## Exercise
Locate all lines in the data below that hold "glyph" and show them.

--------------------------------

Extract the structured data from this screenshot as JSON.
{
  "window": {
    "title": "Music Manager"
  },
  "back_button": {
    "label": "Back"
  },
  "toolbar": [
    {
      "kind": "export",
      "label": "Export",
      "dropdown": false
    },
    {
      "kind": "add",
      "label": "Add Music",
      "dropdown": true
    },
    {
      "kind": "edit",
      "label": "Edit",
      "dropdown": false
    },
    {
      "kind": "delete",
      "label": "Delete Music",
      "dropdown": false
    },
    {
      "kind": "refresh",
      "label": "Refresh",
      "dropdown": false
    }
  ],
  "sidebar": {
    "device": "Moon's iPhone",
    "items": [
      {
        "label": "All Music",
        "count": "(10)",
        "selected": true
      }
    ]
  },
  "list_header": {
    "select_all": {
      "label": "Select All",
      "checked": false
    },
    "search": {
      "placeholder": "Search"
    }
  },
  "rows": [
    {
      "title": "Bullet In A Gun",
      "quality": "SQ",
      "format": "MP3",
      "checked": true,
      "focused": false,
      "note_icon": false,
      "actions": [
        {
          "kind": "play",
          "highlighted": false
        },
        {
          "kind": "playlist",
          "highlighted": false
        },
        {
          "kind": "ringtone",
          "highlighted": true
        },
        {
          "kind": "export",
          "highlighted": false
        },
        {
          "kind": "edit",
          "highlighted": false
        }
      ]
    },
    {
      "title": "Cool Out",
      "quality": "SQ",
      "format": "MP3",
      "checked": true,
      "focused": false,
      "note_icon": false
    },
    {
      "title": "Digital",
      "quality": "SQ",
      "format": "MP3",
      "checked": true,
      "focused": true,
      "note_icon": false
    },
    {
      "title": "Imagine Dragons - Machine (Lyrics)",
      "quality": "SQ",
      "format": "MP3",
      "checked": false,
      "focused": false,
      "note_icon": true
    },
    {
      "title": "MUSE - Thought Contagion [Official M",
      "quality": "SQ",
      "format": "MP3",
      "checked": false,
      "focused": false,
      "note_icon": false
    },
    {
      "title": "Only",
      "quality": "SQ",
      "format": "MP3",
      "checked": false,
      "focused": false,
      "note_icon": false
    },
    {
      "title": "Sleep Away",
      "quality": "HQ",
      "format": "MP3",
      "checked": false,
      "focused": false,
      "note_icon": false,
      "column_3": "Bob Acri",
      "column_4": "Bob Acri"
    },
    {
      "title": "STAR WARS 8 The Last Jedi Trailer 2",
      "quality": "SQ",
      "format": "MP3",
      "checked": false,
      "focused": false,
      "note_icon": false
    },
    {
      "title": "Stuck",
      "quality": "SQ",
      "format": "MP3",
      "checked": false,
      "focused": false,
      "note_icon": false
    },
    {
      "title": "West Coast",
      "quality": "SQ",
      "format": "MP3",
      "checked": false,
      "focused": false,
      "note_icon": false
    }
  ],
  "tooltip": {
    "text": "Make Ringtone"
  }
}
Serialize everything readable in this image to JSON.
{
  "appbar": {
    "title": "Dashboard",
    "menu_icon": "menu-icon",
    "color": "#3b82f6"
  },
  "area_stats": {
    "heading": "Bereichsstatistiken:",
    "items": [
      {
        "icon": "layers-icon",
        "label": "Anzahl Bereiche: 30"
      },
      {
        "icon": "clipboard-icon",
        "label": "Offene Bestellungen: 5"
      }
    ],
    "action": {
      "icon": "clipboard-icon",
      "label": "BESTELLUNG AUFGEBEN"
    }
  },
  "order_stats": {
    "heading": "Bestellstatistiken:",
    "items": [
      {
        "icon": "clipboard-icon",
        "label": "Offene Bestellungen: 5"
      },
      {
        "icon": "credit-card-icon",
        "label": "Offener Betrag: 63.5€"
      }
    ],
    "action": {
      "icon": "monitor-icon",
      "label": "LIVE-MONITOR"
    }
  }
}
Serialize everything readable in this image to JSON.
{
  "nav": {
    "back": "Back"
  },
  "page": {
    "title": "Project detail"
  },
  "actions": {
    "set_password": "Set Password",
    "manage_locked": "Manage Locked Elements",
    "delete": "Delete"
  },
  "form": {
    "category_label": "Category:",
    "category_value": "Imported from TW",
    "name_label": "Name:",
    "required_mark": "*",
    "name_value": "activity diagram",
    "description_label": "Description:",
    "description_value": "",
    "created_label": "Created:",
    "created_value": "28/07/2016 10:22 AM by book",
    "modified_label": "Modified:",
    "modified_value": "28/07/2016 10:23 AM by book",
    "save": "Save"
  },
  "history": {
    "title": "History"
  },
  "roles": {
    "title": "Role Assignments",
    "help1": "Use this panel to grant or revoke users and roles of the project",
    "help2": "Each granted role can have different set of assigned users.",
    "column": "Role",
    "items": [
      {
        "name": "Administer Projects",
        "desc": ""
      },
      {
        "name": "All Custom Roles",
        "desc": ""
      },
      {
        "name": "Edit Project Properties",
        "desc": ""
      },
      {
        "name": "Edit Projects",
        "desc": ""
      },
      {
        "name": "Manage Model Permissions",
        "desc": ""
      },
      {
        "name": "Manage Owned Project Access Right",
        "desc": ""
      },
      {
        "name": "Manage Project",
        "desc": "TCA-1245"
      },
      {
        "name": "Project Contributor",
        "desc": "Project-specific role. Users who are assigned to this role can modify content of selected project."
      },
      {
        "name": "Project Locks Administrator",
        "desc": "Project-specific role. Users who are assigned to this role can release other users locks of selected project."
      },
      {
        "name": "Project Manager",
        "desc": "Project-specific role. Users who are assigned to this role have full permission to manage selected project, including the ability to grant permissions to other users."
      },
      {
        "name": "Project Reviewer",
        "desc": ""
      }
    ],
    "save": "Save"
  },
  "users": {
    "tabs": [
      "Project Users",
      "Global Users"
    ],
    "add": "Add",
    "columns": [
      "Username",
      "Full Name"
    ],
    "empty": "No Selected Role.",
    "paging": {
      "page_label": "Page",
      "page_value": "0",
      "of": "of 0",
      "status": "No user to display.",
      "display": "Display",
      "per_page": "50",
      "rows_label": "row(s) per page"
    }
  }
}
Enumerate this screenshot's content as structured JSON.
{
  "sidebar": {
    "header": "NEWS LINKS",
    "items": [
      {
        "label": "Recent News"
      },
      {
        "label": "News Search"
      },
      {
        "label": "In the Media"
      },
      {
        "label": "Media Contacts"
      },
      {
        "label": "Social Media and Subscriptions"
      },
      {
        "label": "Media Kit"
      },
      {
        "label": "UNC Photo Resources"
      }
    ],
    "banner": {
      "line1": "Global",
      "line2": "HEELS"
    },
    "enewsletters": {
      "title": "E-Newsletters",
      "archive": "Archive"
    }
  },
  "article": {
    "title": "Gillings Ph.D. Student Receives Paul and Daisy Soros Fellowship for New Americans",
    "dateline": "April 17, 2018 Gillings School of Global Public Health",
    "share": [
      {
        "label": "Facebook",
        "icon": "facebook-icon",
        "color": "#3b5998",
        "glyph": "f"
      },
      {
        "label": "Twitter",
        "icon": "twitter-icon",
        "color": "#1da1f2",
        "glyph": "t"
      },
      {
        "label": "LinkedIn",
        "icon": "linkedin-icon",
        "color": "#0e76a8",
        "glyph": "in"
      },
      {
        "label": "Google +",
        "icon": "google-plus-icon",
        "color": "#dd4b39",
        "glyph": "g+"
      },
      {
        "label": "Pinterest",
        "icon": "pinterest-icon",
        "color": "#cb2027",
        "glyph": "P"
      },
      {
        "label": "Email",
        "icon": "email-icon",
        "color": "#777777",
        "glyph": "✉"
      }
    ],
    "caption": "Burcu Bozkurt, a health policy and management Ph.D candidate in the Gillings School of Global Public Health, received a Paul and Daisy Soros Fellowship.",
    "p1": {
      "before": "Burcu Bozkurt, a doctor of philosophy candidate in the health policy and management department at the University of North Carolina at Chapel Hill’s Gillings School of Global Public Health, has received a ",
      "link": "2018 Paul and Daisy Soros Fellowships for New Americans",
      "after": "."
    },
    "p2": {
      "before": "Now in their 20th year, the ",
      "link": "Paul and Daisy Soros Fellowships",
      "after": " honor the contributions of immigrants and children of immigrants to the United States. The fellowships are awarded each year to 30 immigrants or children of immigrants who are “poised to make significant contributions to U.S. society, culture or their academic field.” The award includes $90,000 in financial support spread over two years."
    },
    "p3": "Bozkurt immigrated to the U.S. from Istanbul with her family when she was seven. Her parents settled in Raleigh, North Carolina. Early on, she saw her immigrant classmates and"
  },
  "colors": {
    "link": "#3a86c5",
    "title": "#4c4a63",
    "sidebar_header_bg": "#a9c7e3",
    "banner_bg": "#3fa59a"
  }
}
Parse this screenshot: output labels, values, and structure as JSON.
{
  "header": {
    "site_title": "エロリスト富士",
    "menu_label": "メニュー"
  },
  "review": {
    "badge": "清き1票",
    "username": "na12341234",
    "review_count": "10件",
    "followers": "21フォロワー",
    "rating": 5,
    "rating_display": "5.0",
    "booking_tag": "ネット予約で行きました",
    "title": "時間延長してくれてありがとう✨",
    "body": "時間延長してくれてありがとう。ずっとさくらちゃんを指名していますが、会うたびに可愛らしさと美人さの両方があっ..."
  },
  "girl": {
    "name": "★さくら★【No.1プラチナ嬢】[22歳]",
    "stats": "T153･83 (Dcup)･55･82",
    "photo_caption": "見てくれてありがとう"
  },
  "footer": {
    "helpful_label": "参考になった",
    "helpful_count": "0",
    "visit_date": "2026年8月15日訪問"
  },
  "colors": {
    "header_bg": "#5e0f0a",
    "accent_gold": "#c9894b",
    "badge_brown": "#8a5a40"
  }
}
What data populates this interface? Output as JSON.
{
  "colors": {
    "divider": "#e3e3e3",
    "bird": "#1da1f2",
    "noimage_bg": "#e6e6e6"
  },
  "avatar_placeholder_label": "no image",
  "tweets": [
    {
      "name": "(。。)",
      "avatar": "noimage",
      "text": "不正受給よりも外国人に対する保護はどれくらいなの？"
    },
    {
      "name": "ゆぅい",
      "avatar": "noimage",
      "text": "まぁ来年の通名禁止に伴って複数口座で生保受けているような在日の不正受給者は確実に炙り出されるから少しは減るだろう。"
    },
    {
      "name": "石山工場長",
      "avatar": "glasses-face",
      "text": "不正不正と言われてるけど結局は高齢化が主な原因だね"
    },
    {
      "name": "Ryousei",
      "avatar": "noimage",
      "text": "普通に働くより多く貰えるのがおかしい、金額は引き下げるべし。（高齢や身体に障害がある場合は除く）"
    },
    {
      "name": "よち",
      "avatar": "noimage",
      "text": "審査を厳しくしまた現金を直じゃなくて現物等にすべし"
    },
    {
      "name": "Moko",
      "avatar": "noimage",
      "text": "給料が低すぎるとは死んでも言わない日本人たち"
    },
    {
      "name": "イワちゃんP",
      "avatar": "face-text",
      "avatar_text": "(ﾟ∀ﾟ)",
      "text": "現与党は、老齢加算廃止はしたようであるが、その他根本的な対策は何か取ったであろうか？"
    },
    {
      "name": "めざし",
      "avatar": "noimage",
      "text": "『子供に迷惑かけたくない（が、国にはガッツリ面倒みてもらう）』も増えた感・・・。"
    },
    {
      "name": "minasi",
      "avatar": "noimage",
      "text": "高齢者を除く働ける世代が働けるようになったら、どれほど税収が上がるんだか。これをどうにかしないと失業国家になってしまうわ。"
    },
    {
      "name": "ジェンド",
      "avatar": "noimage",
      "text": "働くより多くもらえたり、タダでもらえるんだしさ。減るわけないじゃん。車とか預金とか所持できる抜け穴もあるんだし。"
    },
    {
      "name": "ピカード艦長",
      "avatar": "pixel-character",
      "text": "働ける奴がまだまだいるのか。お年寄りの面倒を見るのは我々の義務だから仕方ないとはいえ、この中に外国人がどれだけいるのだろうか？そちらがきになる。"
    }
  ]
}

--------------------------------

## Response
        "glyph": "f"
        "glyph": "t"
        "glyph": "in"
        "glyph": "g+"
        "glyph": "P"
        "glyph": "✉"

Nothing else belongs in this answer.